At this time of year we peer out toward the edge of our Galaxy, in the direction opposite to what we see in July and August. Even though we are looking away from the centre of our Galaxy, the Milky Way at this time of year contains a stunning collection of sights – for the naked eye, binoculars or a telescope.
I can’t list them all here, but most are in the lead image above! The image is a mosaic of the northern winter Milky Way, including the brilliant stars and constellations in and around Orion the Hunter.
The Milky Way extends from Perseus in the north at top, to Canis Major in the south at bottom.
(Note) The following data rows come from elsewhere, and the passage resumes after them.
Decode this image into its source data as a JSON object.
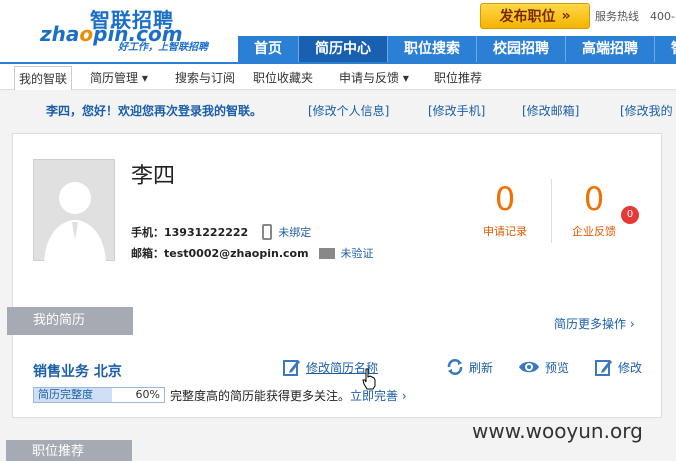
{
  "header": {
    "logo_cn": "智联招聘",
    "logo_en_pre": "zha",
    "logo_en_o": "o",
    "logo_en_post": "pin.com",
    "slogan": "好工作，上智联招聘",
    "publish_label": "发布职位",
    "publish_icon": "»",
    "hotline": "服务热线　400-"
  },
  "nav": [
    {
      "label": "首页"
    },
    {
      "label": "简历中心"
    },
    {
      "label": "职位搜索"
    },
    {
      "label": "校园招聘"
    },
    {
      "label": "高端招聘"
    },
    {
      "label": "智"
    }
  ],
  "subnav": [
    {
      "label": "我的智联"
    },
    {
      "label": "简历管理 ▾"
    },
    {
      "label": "搜索与订阅"
    },
    {
      "label": "职位收藏夹"
    },
    {
      "label": "申请与反馈 ▾"
    },
    {
      "label": "职位推荐"
    }
  ],
  "welcome": {
    "text": "李四，您好！欢迎您再次登录我的智联。",
    "links": [
      "[修改个人信息]",
      "[修改手机]",
      "[修改邮箱]",
      "[修改我的"
    ]
  },
  "profile": {
    "name": "李四",
    "phone_label": "手机：",
    "phone_value": "13931222222",
    "phone_status": "未绑定",
    "email_label": "邮箱：",
    "email_value": "test0002@zhaopin.com",
    "email_status": "未验证"
  },
  "stats": {
    "apply_count": "0",
    "apply_label": "申请记录",
    "feedback_count": "0",
    "feedback_label": "企业反馈",
    "feedback_badge": "0"
  },
  "resume": {
    "section_title": "我的简历",
    "more_ops": "简历更多操作",
    "title": "销售业务  北京",
    "edit_name": "修改简历名称",
    "refresh": "刷新",
    "preview": "预览",
    "edit": "修改",
    "completeness_label": "简历完整度",
    "completeness_pct": "60%",
    "completeness": 0.6,
    "tip": "完整度高的简历能获得更多关注。",
    "tip_link": "立即完善"
  },
  "bottom": {
    "recommend_title": "职位推荐"
  },
  "watermark": "www.wooyun.org",
  "colors": {
    "brand_blue": "#1b6fc8",
    "nav_blue": "#2b7fd4",
    "link_blue": "#1b5fa8",
    "accent_orange": "#f07000",
    "badge_red": "#e53935"
  }
}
Throughout the scene are dark lanes and dust clouds, such as the Taurus Dark Clouds at upper right.
The Milky Way is dotted with numerous red “hydrogen-alpha” regions of emission nebulosity, such as the bright Rosette Nebula at lower left and the California Nebula at upper right. The curving arc of Barnard’s Loop surrounds the east side of Orion. Orion is below centre, with Sirius, the night sky’s brightest star, at lower left.
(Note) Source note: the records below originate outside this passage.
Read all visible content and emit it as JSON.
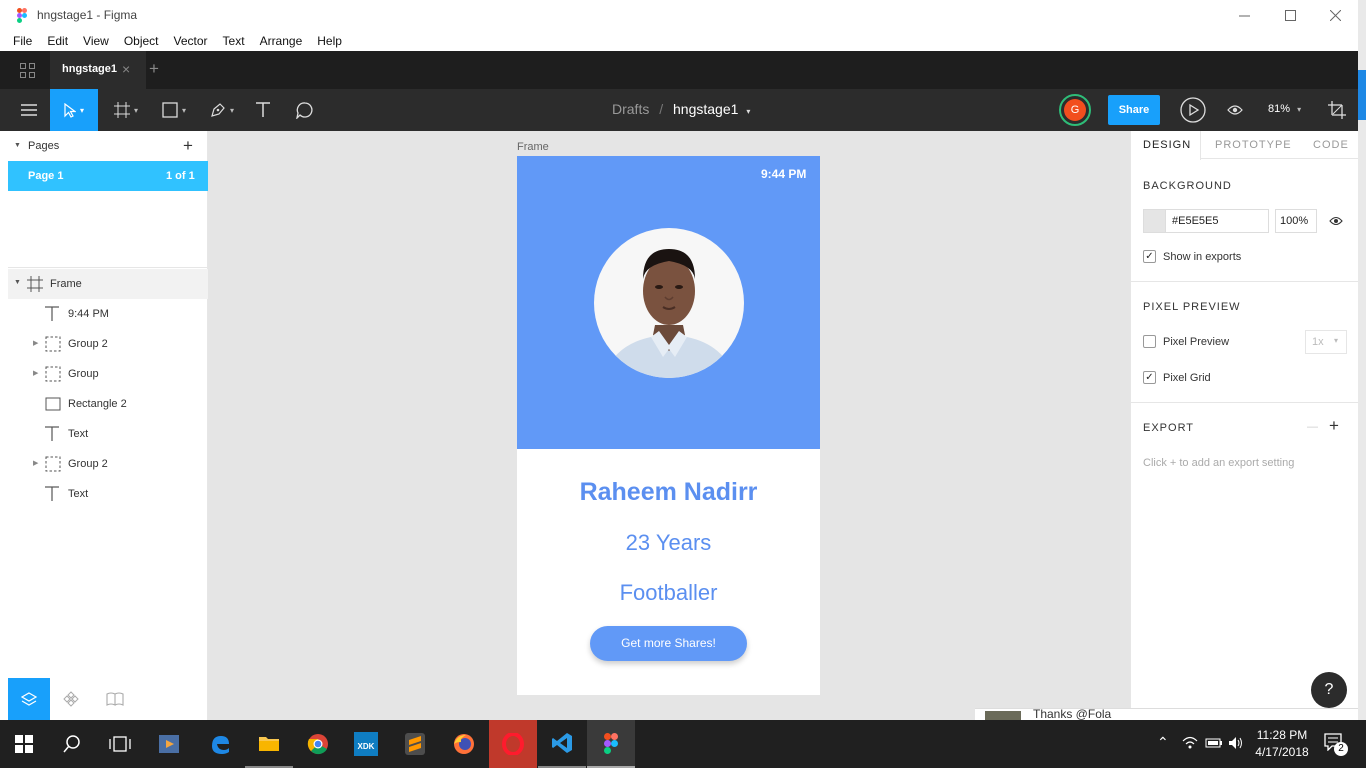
{
  "window": {
    "title": "hngstage1 - Figma"
  },
  "menu": [
    "File",
    "Edit",
    "View",
    "Object",
    "Vector",
    "Text",
    "Arrange",
    "Help"
  ],
  "tabs": {
    "active": "hngstage1",
    "close": "×",
    "add": "+"
  },
  "toolbar": {
    "breadcrumb_root": "Drafts",
    "breadcrumb_sep": "/",
    "file_name": "hngstage1",
    "avatar_initial": "G",
    "share_label": "Share",
    "zoom": "81%"
  },
  "pages": {
    "header": "Pages",
    "add": "+",
    "current": "Page 1",
    "count": "1 of 1"
  },
  "layers": {
    "root": "Frame",
    "items": [
      {
        "label": "9:44 PM",
        "icon": "text-icon",
        "expandable": false
      },
      {
        "label": "Group 2",
        "icon": "group-icon",
        "expandable": true
      },
      {
        "label": "Group",
        "icon": "group-icon",
        "expandable": true
      },
      {
        "label": "Rectangle 2",
        "icon": "rectangle-icon",
        "expandable": false
      },
      {
        "label": "Text",
        "icon": "text-icon",
        "expandable": false
      },
      {
        "label": "Group 2",
        "icon": "group-icon",
        "expandable": true
      },
      {
        "label": "Text",
        "icon": "text-icon",
        "expandable": false
      }
    ]
  },
  "frame": {
    "label": "Frame",
    "time": "9:44 PM",
    "name": "Raheem Nadirr",
    "age": "23 Years",
    "role": "Footballer",
    "cta": "Get more Shares!",
    "header_color": "#6199f7",
    "accent_color": "#5b8ff0"
  },
  "design": {
    "tabs": [
      "DESIGN",
      "PROTOTYPE",
      "CODE"
    ],
    "background_title": "BACKGROUND",
    "background_hex": "#E5E5E5",
    "background_opacity": "100%",
    "show_in_exports": "Show in exports",
    "pixel_preview_title": "PIXEL PREVIEW",
    "pixel_preview_label": "Pixel Preview",
    "pixel_preview_scale": "1x",
    "pixel_grid_label": "Pixel Grid",
    "export_title": "EXPORT",
    "export_minus": "—",
    "export_plus": "+",
    "export_hint": "Click + to add an export setting",
    "help": "?"
  },
  "taskbar": {
    "time": "11:28 PM",
    "date": "4/17/2018",
    "notifications": "2",
    "xdk_label": "XDK",
    "background_peek": "Thanks @Fola"
  }
}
The constellation of Taurus is at upper right and Gemini at upper left. Auriga is at top and Perseus at upper right.
There’s an unusually bright area in Taurus just right of centre in the mosaic which I thought might be an image processing artifact. No. It’s the Gegenschein – a glow of sunlight reflected off comet dust directly opposite the Sun.
Two highlights of this sky that are great regions for binoculars are the Hyades cluster in Taurus ….
…and the Belt and Sword of Orion.
The Hyades – the face of Taurus – is one of the nearest and therefore largest open star clusters.
Orion the Hunter, who battles Taurus in the sky, contains the famous Orion Nebula, here overexposed in order to bring out the much fainter nebulosity in the region.
The magenta and blue arcs in the image below are photographic targets, but the bright Orion Nebula in Orion’s Sword is easy in binoculars, shining below the trio of his Belt Stars.
For us in the northern hemisphere, Orion and company are winter sights. But for those down under, in the southern hemisphere, this is the summer sky. So pardon the northern chauvinism in the title!
Either way, on a dark, moonless night, get out and explore the sky around Orion.
I shot the segments for the main mosaic at top on a very clear night on December 5, 2015 from the Quailway Cottage at Portal, Arizona. This is a mosaic of 8 segments, in two columns of 4 rows, with generous overlap. Each segment was made of 4 x 2.5-minute exposures stacked with mean combine stack mode to reduce noise, plus 2 x 2.5-minute exposures taken through the Kenko Softon filter layered in with Lighten belnd mode to add the star glows. Each segment was shot at f/2.8 with the original 35mm Canon L-series lens and the filter-modified (by Hutech) Canon 5D MkII at ISO 1600, riding on the iOptron Sky-Tracker. All stacking and stitching in Photoshop CC 2015. The soft diffusion filter helps bring out the star colors in this area of sky rich in brilliant giant stars.
— Alan, December 11, 2015 / © 2015 Alan Dyer / www.amazingsky.com